— TASK BRIEF —
Retype the records that come next, word for word.

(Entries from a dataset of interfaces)
+ + +
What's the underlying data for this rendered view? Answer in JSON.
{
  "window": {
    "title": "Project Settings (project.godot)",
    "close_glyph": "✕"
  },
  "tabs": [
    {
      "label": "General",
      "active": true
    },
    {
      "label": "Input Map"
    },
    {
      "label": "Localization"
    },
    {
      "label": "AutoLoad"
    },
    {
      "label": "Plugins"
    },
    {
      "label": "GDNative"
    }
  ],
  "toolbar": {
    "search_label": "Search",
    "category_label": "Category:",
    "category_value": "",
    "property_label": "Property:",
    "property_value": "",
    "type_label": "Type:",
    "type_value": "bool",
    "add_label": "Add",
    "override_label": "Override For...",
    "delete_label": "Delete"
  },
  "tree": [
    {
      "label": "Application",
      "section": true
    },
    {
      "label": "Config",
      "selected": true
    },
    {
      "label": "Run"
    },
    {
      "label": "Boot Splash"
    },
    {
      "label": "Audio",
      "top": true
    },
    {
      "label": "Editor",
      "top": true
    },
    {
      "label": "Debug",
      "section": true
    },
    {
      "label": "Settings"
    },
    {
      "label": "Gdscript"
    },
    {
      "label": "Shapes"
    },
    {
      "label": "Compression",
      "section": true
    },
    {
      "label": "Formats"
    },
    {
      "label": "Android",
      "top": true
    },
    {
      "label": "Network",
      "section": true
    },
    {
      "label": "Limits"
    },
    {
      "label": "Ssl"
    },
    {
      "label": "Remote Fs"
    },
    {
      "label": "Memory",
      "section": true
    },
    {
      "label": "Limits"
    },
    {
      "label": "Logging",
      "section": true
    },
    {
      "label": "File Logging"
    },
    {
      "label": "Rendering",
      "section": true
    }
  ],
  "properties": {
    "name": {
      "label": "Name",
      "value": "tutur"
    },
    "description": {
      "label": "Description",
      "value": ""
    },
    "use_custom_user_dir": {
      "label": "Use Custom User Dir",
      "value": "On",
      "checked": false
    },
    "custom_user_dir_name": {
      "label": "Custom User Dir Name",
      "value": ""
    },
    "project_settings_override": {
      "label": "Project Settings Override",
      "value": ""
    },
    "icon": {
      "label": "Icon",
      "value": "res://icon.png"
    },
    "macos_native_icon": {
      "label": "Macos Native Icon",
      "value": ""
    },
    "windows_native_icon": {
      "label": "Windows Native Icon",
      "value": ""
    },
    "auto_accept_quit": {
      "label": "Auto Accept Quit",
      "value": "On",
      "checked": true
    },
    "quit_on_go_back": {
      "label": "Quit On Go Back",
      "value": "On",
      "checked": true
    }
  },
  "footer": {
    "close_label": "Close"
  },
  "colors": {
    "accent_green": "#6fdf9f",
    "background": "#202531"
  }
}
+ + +
— RESULT FOR THIS TASK —
What's the underlying data for this rendered view? Answer in JSON.
{
  "window": {
    "title": "Project Settings (project.godot)",
    "close_glyph": "✕"
  },
  "tabs": [
    {
      "label": "General",
      "active": true
    },
    {
      "label": "Input Map"
    },
    {
      "label": "Localization"
    },
    {
      "label": "AutoLoad"
    },
    {
      "label": "Plugins"
    },
    {
      "label": "GDNative"
    }
  ],
  "toolbar": {
    "search_label": "Search",
    "category_label": "Category:",
    "category_value": "",
    "property_label": "Property:",
    "property_value": "",
    "type_label": "Type:",
    "type_value": "bool",
    "add_label": "Add",
    "override_label": "Override For...",
    "delete_label": "Delete"
  },
  "tree": [
    {
      "label": "Application",
      "section": true
    },
    {
      "label": "Config",
      "selected": true
    },
    {
      "label": "Run"
    },
    {
      "label": "Boot Splash"
    },
    {
      "label": "Audio",
      "top": true
    },
    {
      "label": "Editor",
      "top": true
    },
    {
      "label": "Debug",
      "section": true
    },
    {
      "label": "Settings"
    },
    {
      "label": "Gdscript"
    },
    {
      "label": "Shapes"
    },
    {
      "label": "Compression",
      "section": true
    },
    {
      "label": "Formats"
    },
    {
      "label": "Android",
      "top": true
    },
    {
      "label": "Network",
      "section": true
    },
    {
      "label": "Limits"
    },
    {
      "label": "Ssl"
    },
    {
      "label": "Remote Fs"
    },
    {
      "label": "Memory",
      "section": true
    },
    {
      "label": "Limits"
    },
    {
      "label": "Logging",
      "section": true
    },
    {
      "label": "File Logging"
    },
    {
      "label": "Rendering",
      "section": true
    }
  ],
  "properties": {
    "name": {
      "label": "Name",
      "value": "tutur"
    },
    "description": {
      "label": "Description",
      "value": ""
    },
    "use_custom_user_dir": {
      "label": "Use Custom User Dir",
      "value": "On",
      "checked": false
    },
    "custom_user_dir_name": {
      "label": "Custom User Dir Name",
      "value": ""
    },
    "project_settings_override": {
      "label": "Project Settings Override",
      "value": ""
    },
    "icon": {
      "label": "Icon",
      "value": "res://icon.png"
    },
    "macos_native_icon": {
      "label": "Macos Native Icon",
      "value": ""
    },
    "windows_native_icon": {
      "label": "Windows Native Icon",
      "value": ""
    },
    "auto_accept_quit": {
      "label": "Auto Accept Quit",
      "value": "On",
      "checked": true
    },
    "quit_on_go_back": {
      "label": "Quit On Go Back",
      "value": "On",
      "checked": true
    }
  },
  "footer": {
    "close_label": "Close"
  },
  "colors": {
    "accent_green": "#6fdf9f",
    "background": "#202531"
  }
}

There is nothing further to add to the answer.